LASA Farms Encouraged By Conservation Practices

Seeing the environmental impact of new sustainability practices encourages Sandy Larson of Larson Acres to keep discovering new conservation practices.

Larson’s family dairy farm milks 2,800 cows and farms more than 5,000 acres in Rock County. They joined the Lafayette Ag Stewardship Alliance in 2019 to participate in a five-year sustainability pilot project offered in partnership with Farmers for Sustainable Food. They have since stayed active with the group to share their sustainability story and learn from other farmers.

Over time, the family continues to incorporate additional sustainable farming practices, including minimal-till and no-till practices to help reduce soil erosion and the use of cover crops to help improve soil health.

“We started seeding cover crops because we wanted to improve the soil erosion in our fields,” Larson said. “We believe this will continue to greatly improve soil health years into the future.”

Being a part of LASA allows Larson to collaborate with like-minded farmers and to continue to learn about the latest conservation research efforts and discoveries.

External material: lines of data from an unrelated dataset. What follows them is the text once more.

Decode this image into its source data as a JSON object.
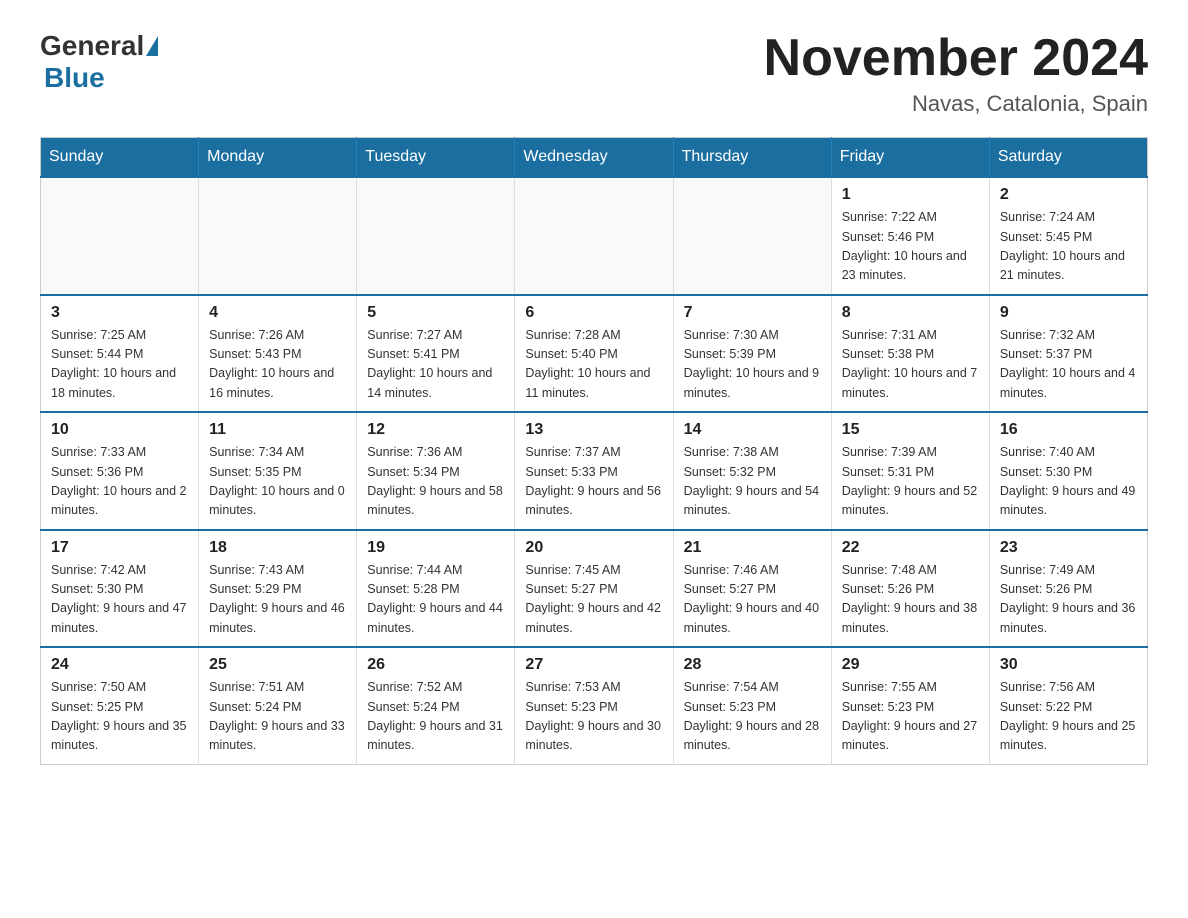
{
  "logo": {
    "general": "General",
    "blue": "Blue"
  },
  "title": {
    "month_year": "November 2024",
    "location": "Navas, Catalonia, Spain"
  },
  "weekdays": [
    "Sunday",
    "Monday",
    "Tuesday",
    "Wednesday",
    "Thursday",
    "Friday",
    "Saturday"
  ],
  "rows": [
    [
      {
        "day": "",
        "info": ""
      },
      {
        "day": "",
        "info": ""
      },
      {
        "day": "",
        "info": ""
      },
      {
        "day": "",
        "info": ""
      },
      {
        "day": "",
        "info": ""
      },
      {
        "day": "1",
        "info": "Sunrise: 7:22 AM\nSunset: 5:46 PM\nDaylight: 10 hours and 23 minutes."
      },
      {
        "day": "2",
        "info": "Sunrise: 7:24 AM\nSunset: 5:45 PM\nDaylight: 10 hours and 21 minutes."
      }
    ],
    [
      {
        "day": "3",
        "info": "Sunrise: 7:25 AM\nSunset: 5:44 PM\nDaylight: 10 hours and 18 minutes."
      },
      {
        "day": "4",
        "info": "Sunrise: 7:26 AM\nSunset: 5:43 PM\nDaylight: 10 hours and 16 minutes."
      },
      {
        "day": "5",
        "info": "Sunrise: 7:27 AM\nSunset: 5:41 PM\nDaylight: 10 hours and 14 minutes."
      },
      {
        "day": "6",
        "info": "Sunrise: 7:28 AM\nSunset: 5:40 PM\nDaylight: 10 hours and 11 minutes."
      },
      {
        "day": "7",
        "info": "Sunrise: 7:30 AM\nSunset: 5:39 PM\nDaylight: 10 hours and 9 minutes."
      },
      {
        "day": "8",
        "info": "Sunrise: 7:31 AM\nSunset: 5:38 PM\nDaylight: 10 hours and 7 minutes."
      },
      {
        "day": "9",
        "info": "Sunrise: 7:32 AM\nSunset: 5:37 PM\nDaylight: 10 hours and 4 minutes."
      }
    ],
    [
      {
        "day": "10",
        "info": "Sunrise: 7:33 AM\nSunset: 5:36 PM\nDaylight: 10 hours and 2 minutes."
      },
      {
        "day": "11",
        "info": "Sunrise: 7:34 AM\nSunset: 5:35 PM\nDaylight: 10 hours and 0 minutes."
      },
      {
        "day": "12",
        "info": "Sunrise: 7:36 AM\nSunset: 5:34 PM\nDaylight: 9 hours and 58 minutes."
      },
      {
        "day": "13",
        "info": "Sunrise: 7:37 AM\nSunset: 5:33 PM\nDaylight: 9 hours and 56 minutes."
      },
      {
        "day": "14",
        "info": "Sunrise: 7:38 AM\nSunset: 5:32 PM\nDaylight: 9 hours and 54 minutes."
      },
      {
        "day": "15",
        "info": "Sunrise: 7:39 AM\nSunset: 5:31 PM\nDaylight: 9 hours and 52 minutes."
      },
      {
        "day": "16",
        "info": "Sunrise: 7:40 AM\nSunset: 5:30 PM\nDaylight: 9 hours and 49 minutes."
      }
    ],
    [
      {
        "day": "17",
        "info": "Sunrise: 7:42 AM\nSunset: 5:30 PM\nDaylight: 9 hours and 47 minutes."
      },
      {
        "day": "18",
        "info": "Sunrise: 7:43 AM\nSunset: 5:29 PM\nDaylight: 9 hours and 46 minutes."
      },
      {
        "day": "19",
        "info": "Sunrise: 7:44 AM\nSunset: 5:28 PM\nDaylight: 9 hours and 44 minutes."
      },
      {
        "day": "20",
        "info": "Sunrise: 7:45 AM\nSunset: 5:27 PM\nDaylight: 9 hours and 42 minutes."
      },
      {
        "day": "21",
        "info": "Sunrise: 7:46 AM\nSunset: 5:27 PM\nDaylight: 9 hours and 40 minutes."
      },
      {
        "day": "22",
        "info": "Sunrise: 7:48 AM\nSunset: 5:26 PM\nDaylight: 9 hours and 38 minutes."
      },
      {
        "day": "23",
        "info": "Sunrise: 7:49 AM\nSunset: 5:26 PM\nDaylight: 9 hours and 36 minutes."
      }
    ],
    [
      {
        "day": "24",
        "info": "Sunrise: 7:50 AM\nSunset: 5:25 PM\nDaylight: 9 hours and 35 minutes."
      },
      {
        "day": "25",
        "info": "Sunrise: 7:51 AM\nSunset: 5:24 PM\nDaylight: 9 hours and 33 minutes."
      },
      {
        "day": "26",
        "info": "Sunrise: 7:52 AM\nSunset: 5:24 PM\nDaylight: 9 hours and 31 minutes."
      },
      {
        "day": "27",
        "info": "Sunrise: 7:53 AM\nSunset: 5:23 PM\nDaylight: 9 hours and 30 minutes."
      },
      {
        "day": "28",
        "info": "Sunrise: 7:54 AM\nSunset: 5:23 PM\nDaylight: 9 hours and 28 minutes."
      },
      {
        "day": "29",
        "info": "Sunrise: 7:55 AM\nSunset: 5:23 PM\nDaylight: 9 hours and 27 minutes."
      },
      {
        "day": "30",
        "info": "Sunrise: 7:56 AM\nSunset: 5:22 PM\nDaylight: 9 hours and 25 minutes."
      }
    ]
  ]
}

“Engaging with fellow farmers and having access to these great tools the group provides has been extremely beneficial for our farm’s growth and progress in our sustainability journey,” Larson said. “Working together as a group is the key here; there’s a lot of value in that. We have greater access to new ideas and new strategies.”

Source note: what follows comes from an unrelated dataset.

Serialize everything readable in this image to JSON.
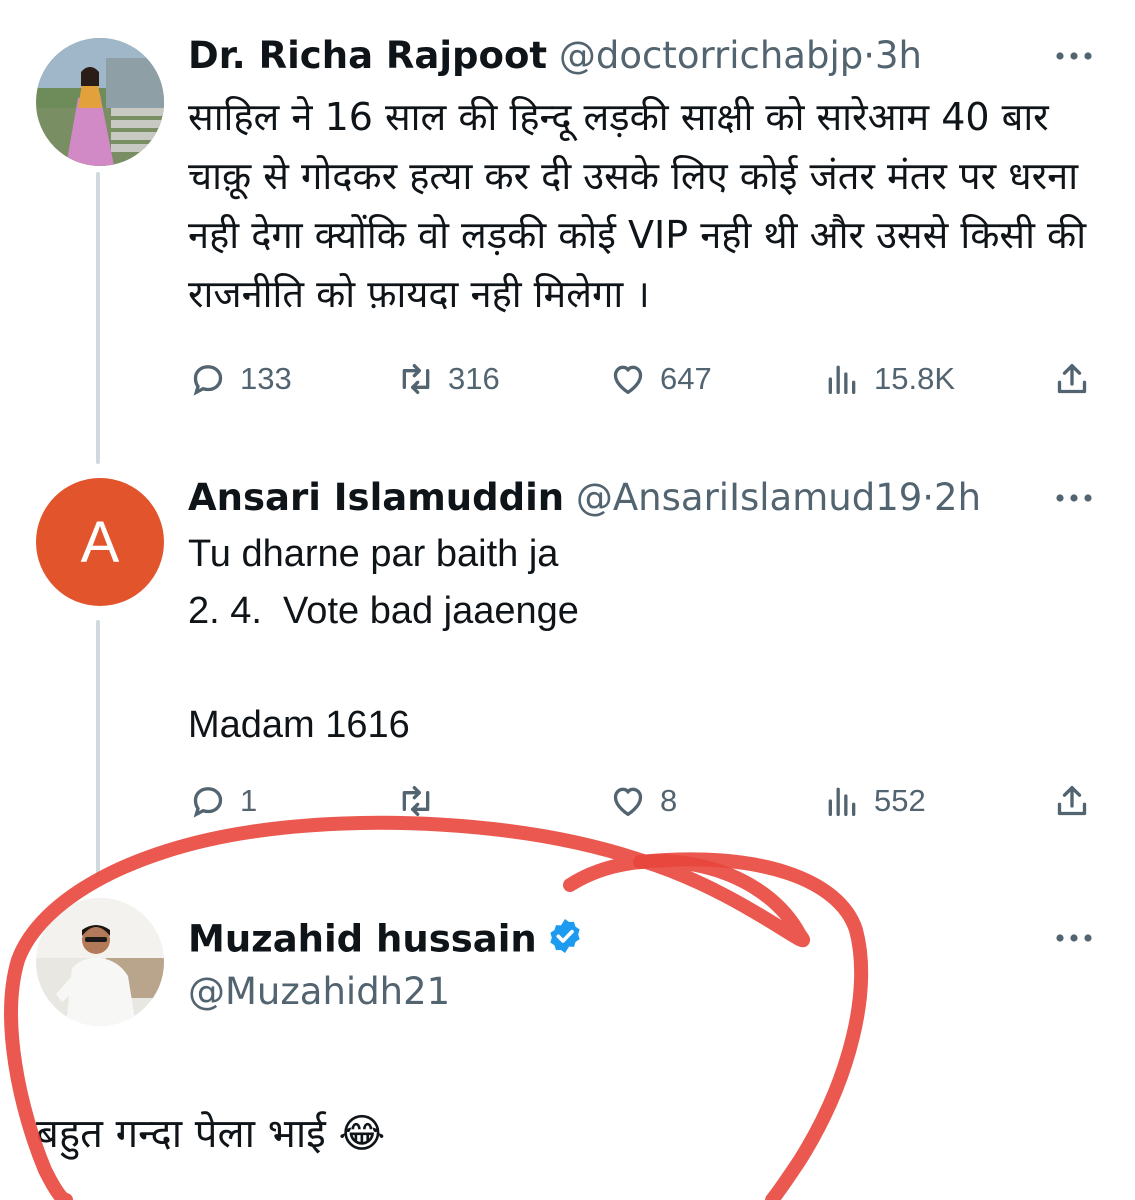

Annual Survey Results

As part of their membership, Larson participated in the group’s 2023 Annual Member Conservation Practice Survey, which tracts the collective conservation efforts among farmers in the group. Results demonstrate continued progress and potential environmental benefits to the region.

This is the sixth consecutive year the group has documented their sustainable practices, signifying their commitment to continuous improvement and enhancing the surrounding soil and water quality.

The group, comprised of 35 farmers, implemented various conservation practices including: planting 11,793 acres of cover crops, using no-till and strip-till on 29,022 acres and planting into cover crops (otherwise known as “planting green”) on 1,052 acres. They also measured nutrient management impact on 32,761 acres.

The potential environmental benefits of these practices:

  • Reduction of greenhouse gas emissions by 9,018 metric tons of carbon dioxide equivalents, which is equal to greenhouse gas emissions produced by 2,146 cars driven in a year.
  • Prevention of sediment loss from farm fields by 87,898 tons, equivalent to 8,789 dump trucks’ worth of soil.
  • Reduction of phosphorus runoff by 144,202 pounds, potentially preventing 72.1 million pounds of algae growth in local water bodies.

Data was analyzed and verified by Farmers for Sustainable Food and the Department of Agriculture, Trade and Consumer Protection.

Larson says she uses the data as a resource to help make more informed decisions on the farm.

“Seeing our progress and comparing it to the other farms around us is very eye-opening,” Larson said. “It allows us to make better-informed choices that can help improve our land and local communities.”

Farmers interested in finding out more about the programs LASA offers and how to become a member can visit their website: